Little Brown Bat
The Little Brown Bat is one of nine types of bats which are found in Massachusetts. It is a friendly helper who eats a ton of mosquitoes! We should do our best to care for little brown bats.
Little Brown Bats, also known as Little Brown Myotis or Myotis lucifugus, primarily eat bugs. They eat mosquitoes, midges, flies, and other small insects. They primarily go out at night, using a something similar to sonar in order to navigate through the dark.
In Massachusetts, Little Brown Bats will hang out near homes in the summertime. This is of course great for us humans, because the bats busily eat all the mosquitoes for us. In the winter, around October, they stream from all over to gather up in caves to hiberanate. They hibernate in large groups to stay safe and warm.

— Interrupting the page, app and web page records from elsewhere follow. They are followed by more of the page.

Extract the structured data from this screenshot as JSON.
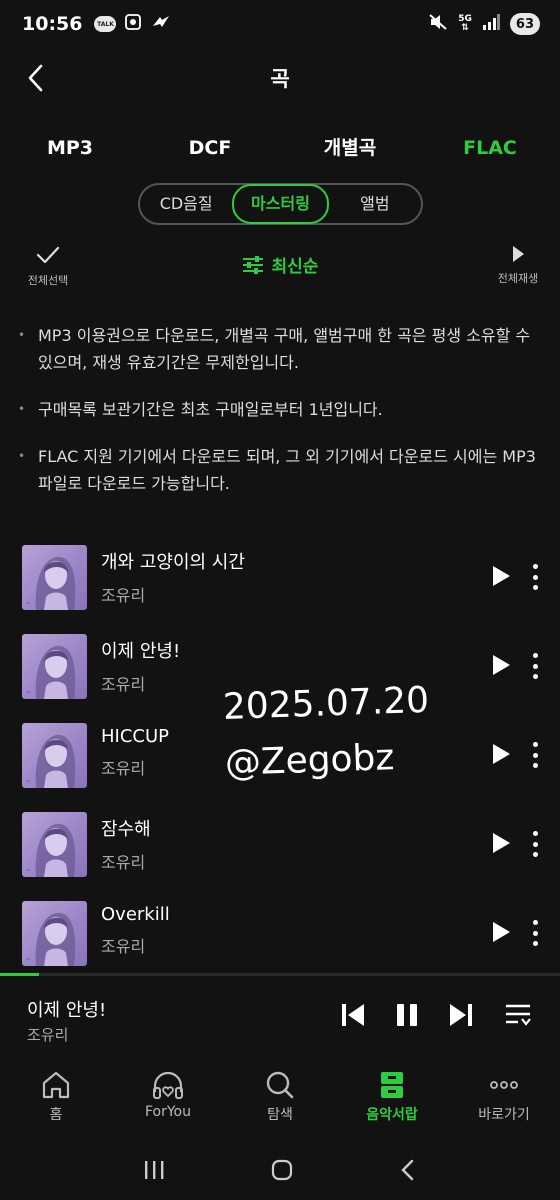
{
  "status_bar": {
    "time": "10:56",
    "talk_badge": "TALK",
    "network": "5G",
    "battery": "63"
  },
  "header": {
    "title": "곡"
  },
  "format_tabs": [
    {
      "label": "MP3",
      "active": false
    },
    {
      "label": "DCF",
      "active": false
    },
    {
      "label": "개별곡",
      "active": false
    },
    {
      "label": "FLAC",
      "active": true
    }
  ],
  "segments": [
    {
      "label": "CD음질",
      "active": false
    },
    {
      "label": "마스터링",
      "active": true
    },
    {
      "label": "앨범",
      "active": false
    }
  ],
  "toolbar": {
    "select_all": "전체선택",
    "sort": "최신순",
    "play_all": "전체재생"
  },
  "notices": [
    "MP3 이용권으로 다운로드, 개별곡 구매, 앨범구매 한 곡은 평생 소유할 수 있으며, 재생 유효기간은 무제한입니다.",
    "구매목록 보관기간은 최초 구매일로부터 1년입니다.",
    "FLAC 지원 기기에서 다운로드 되며, 그 외 기기에서 다운로드 시에는 MP3 파일로 다운로드 가능합니다."
  ],
  "songs": [
    {
      "title": "개와 고양이의 시간",
      "artist": "조유리"
    },
    {
      "title": "이제 안녕!",
      "artist": "조유리"
    },
    {
      "title": "HICCUP",
      "artist": "조유리"
    },
    {
      "title": "잠수해",
      "artist": "조유리"
    },
    {
      "title": "Overkill",
      "artist": "조유리"
    }
  ],
  "watermark": {
    "date": "2025.07.20",
    "handle": "@Zegobz"
  },
  "mini_player": {
    "title": "이제 안녕!",
    "artist": "조유리",
    "progress": 0.07
  },
  "bottom_nav": [
    {
      "label": "홈",
      "icon": "home-icon",
      "active": false
    },
    {
      "label": "ForYou",
      "icon": "headphones-heart-icon",
      "active": false
    },
    {
      "label": "탐색",
      "icon": "search-icon",
      "active": false
    },
    {
      "label": "음악서랍",
      "icon": "drawer-icon",
      "active": true
    },
    {
      "label": "바로가기",
      "icon": "more-dots-icon",
      "active": false
    }
  ],
  "colors": {
    "accent": "#2ecc40",
    "background": "#121212"
  }
}
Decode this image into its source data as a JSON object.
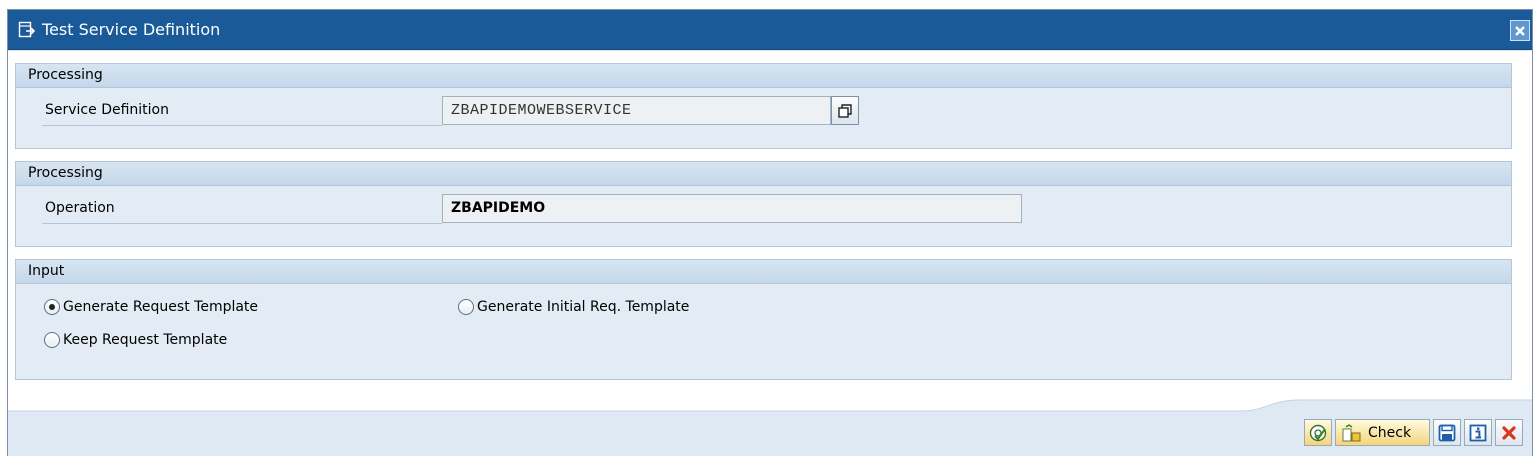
{
  "window": {
    "title": "Test Service Definition"
  },
  "groups": [
    {
      "header": "Processing",
      "fields": [
        {
          "label": "Service Definition",
          "value": "ZBAPIDEMOWEBSERVICE"
        }
      ]
    },
    {
      "header": "Processing",
      "fields": [
        {
          "label": "Operation",
          "value": "ZBAPIDEMO"
        }
      ]
    },
    {
      "header": "Input",
      "options": [
        {
          "label": "Generate Request Template",
          "selected": true
        },
        {
          "label": "Generate Initial Req. Template",
          "selected": false
        },
        {
          "label": "Keep Request Template",
          "selected": false
        }
      ]
    }
  ],
  "toolbar": {
    "check_label": "Check",
    "buttons": [
      "execute-icon",
      "check-icon",
      "save-icon",
      "info-icon",
      "cancel-icon"
    ]
  },
  "colors": {
    "titlebar": "#1b5a99",
    "panel": "#e3ecf5",
    "field": "#edf1f4",
    "cancel": "#d8351b"
  }
}
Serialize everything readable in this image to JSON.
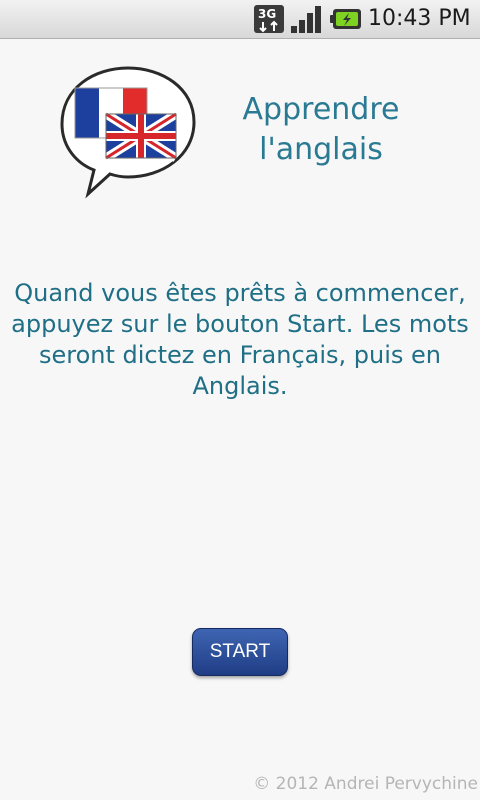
{
  "status_bar": {
    "network_icon": "3g-data-icon",
    "signal_icon": "signal-strength-icon",
    "battery_icon": "battery-charging-icon",
    "time": "10:43 PM"
  },
  "header": {
    "logo_icon": "french-english-flags-speech-bubble-icon",
    "title_line1": "Apprendre",
    "title_line2": "l'anglais"
  },
  "main": {
    "instructions": "Quand vous êtes prêts à commencer, appuyez sur le bouton Start. Les mots seront dictez en Français, puis en Anglais."
  },
  "actions": {
    "start_label": "START"
  },
  "footer": {
    "copyright": "© 2012 Andrei Pervychine"
  },
  "colors": {
    "title": "#2a7a93",
    "button": "#2c4f9e",
    "background": "#f7f7f7"
  }
}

It appears that a bat found in or near a home in Sutton is probably going to be a Little Brown Bat or a Big Brown Bat. One way to tell them apart is by their noses. Little Brown Bats have short, furry, squished noses. Big Brown Bats have long, pointed, furless noses. Also, if you can find their guano (droppings) the droppings of Little Brown Bats tend to be smaller than a grain of rice. The Big Brown Bats tend to have droppings larger than a grain of rice.
We were delighted to have these Little Brown Bats come and visit us for a few days in early October 2011. They were on their way migrating towards their winter cave. They hung out in our attic's gable vents, on the outside. That is, they didn't come into the attic. They just rested on the outside of the screen for a few days, gathering up their strength to continue their migration. They were a happy bunch, making little chattering noises to each other which we could hear from the ground below. Once they had eaten a bunch of mosquitoes for us (thank you!!) they headed on their way, moving to a cave full of friends to nestle down into. When bats hibernate they only breathe once every five minutes!
A sad thing has been happening to bats since 2005. A nasty white fungus has invaded many of their caves and in some caves the entire set of bats has died. Over a million bats have been killed by the fungus since 2005. This is causing "white-nose syndrome" - the fungus makes their face all white. Here's the US Fish & Wildlife page on the issue - White-Nose Syndrome in Bats. Scientists are still trying to figure out how to help the bats survive.
Mammals in Sutton Massachusetts
Animals and Birds in Sutton Massachusetts
Sutton Massachusetts Photo Collection